Bolstered by a surge in the number of those wanting to join its ranks, the party, which has always played second fiddle in the state, not only seems keen to prove that its stupendous showing was not just a flash in the pan. The positive buzz has also given wings to ambitions of party leaders eyeing the chief minister’s post.
BJP state unit chief Ram Bilas Sharma, former national spokesman Capt Abhimanyu, former Kisan Morcha national president Om Prakash Dhankar, union ministers Rao Inderjit Singh and Krishan Pal Gurjar, four-time MLA Anil Vij and Manoharlal Khattar, both considered close to Rashtriya Swayamsewak Sangh (RSS), and some others are harbouring aspirations for the top political post in the state. Then, there is Jat leader Birender Singh, who severed his four-decade-long ties with the Congress to join the BJP a week ago, with his “perennial dream” (to occupy the CM’s chair).

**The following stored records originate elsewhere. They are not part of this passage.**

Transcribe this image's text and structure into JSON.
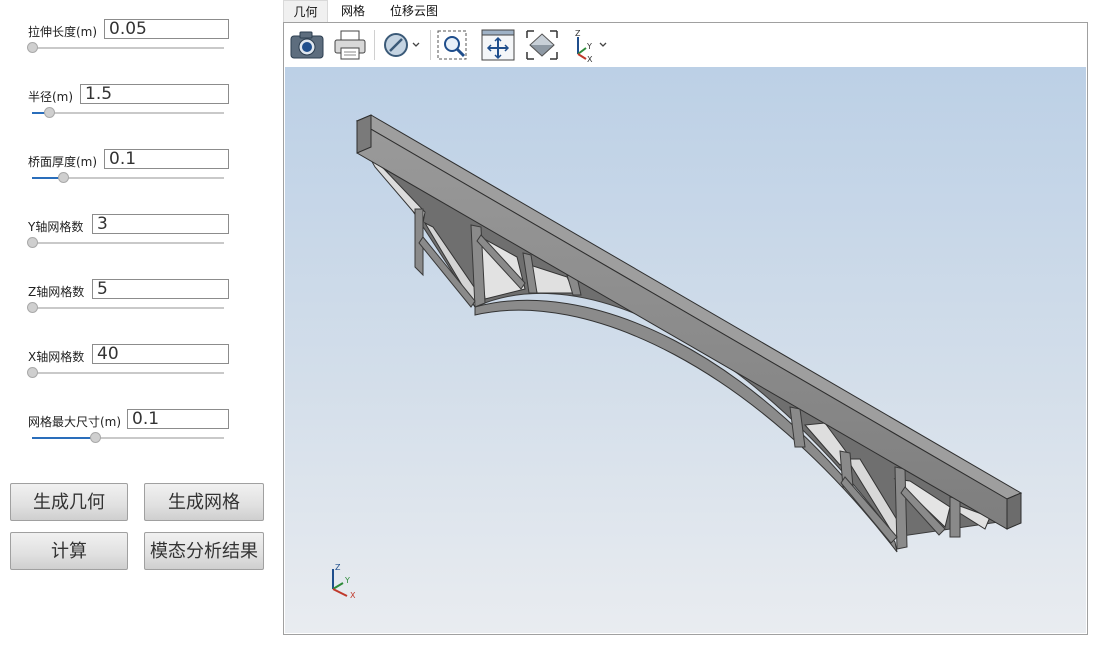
{
  "params": [
    {
      "label": "拉伸长度(m)",
      "value": "0.05",
      "slider_fraction": 0.0
    },
    {
      "label": "半径(m)",
      "value": "1.5",
      "slider_fraction": 0.09
    },
    {
      "label": "桥面厚度(m)",
      "value": "0.1",
      "slider_fraction": 0.16
    },
    {
      "label": "Y轴网格数",
      "value": "3",
      "slider_fraction": 0.0
    },
    {
      "label": "Z轴网格数",
      "value": "5",
      "slider_fraction": 0.0
    },
    {
      "label": "X轴网格数",
      "value": "40",
      "slider_fraction": 0.0
    },
    {
      "label": "网格最大尺寸(m)",
      "value": "0.1",
      "slider_fraction": 0.33
    }
  ],
  "buttons": {
    "generate_geometry": "生成几何",
    "generate_mesh": "生成网格",
    "compute": "计算",
    "modal_results": "模态分析结果"
  },
  "tabs": [
    "几何",
    "网格",
    "位移云图"
  ],
  "active_tab": "几何",
  "toolbar": {
    "icons": [
      "camera-icon",
      "print-icon",
      "display-mode-icon",
      "zoom-window-icon",
      "pan-icon",
      "fit-all-icon",
      "axes-view-icon"
    ]
  },
  "axis_labels": {
    "z": "Z",
    "y": "Y",
    "x": "X"
  },
  "colors": {
    "accent": "#2a6ebb",
    "viewport_top": "#bcd0e6",
    "viewport_bottom": "#e9ecf0",
    "model": "#8a8a8a"
  }
}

The BJP top brass, however, seems to be in no mood to project anyone as its chief ministerial candidate before the assembly polls. While the party had demonstrated political chutzpah by going into the LS polls with Narendra Modi (then CM of Gujarat) as its prime ministerial candidate, ignoring all naysayers, and reaped rich dividends, Modi and his confidante Amit Shah, who now heads the BJP, seem to have discarded the strategy they had pushed so fervently at that time.
The party leaders are giving the “no-fixed-policy” line, but the foremost reason behind its reluctance to project the CM candidate is lack of a compelling leader with proven electoral track record in the state. Among half-a-dozen aspirants, none can boast of a political standing or pan-Haryana electoral sway to tower over others, emerge as an acceptable choice and take them along or muscle his or her way to emerge as the CM-pick, just the way Modi did last year. Their influence does not extend beyond their own caste or limited pockets of support.
A look at the electoral performance of these hopefuls shows that while some of them have lost four straight elections, there are others who have contested a few times but never won, or have never contested any election. Gurgaon MP Rao Inderjit and Birender Singh, both ex-Congressmen, are both new entrants – the former joined before the parliamentary polls. Another factor is the feeling that if any leader is named as the CM candidate in the present scenario, it might cause acrimony among different camps and upset poll calculations in the caste-ridden state, hurting the party’s prospects.
Then, there is a rickety alliance with the Haryana Janhit Congress whose chief Kuldeep Bishnoi, another putative contender for the post as per the 2011 pact between the two parties, is sulking as the BJP wants to revise the terms in the changed political scene.
While a bedraggled Congress has dared the BJP to name its CM candidate against the present incumbent Bhupinder Singh Hooda, the latter seems set to play the Modi card, counting on his “strong and able leadership” for an encore. Though the early signs of disappointment among a section of the voters with the new BJP-led National Democratic Alliance (NDA) government for not delivering on its “achhe-din” promise are beginning to show, the saffron party strategists appear confident for now.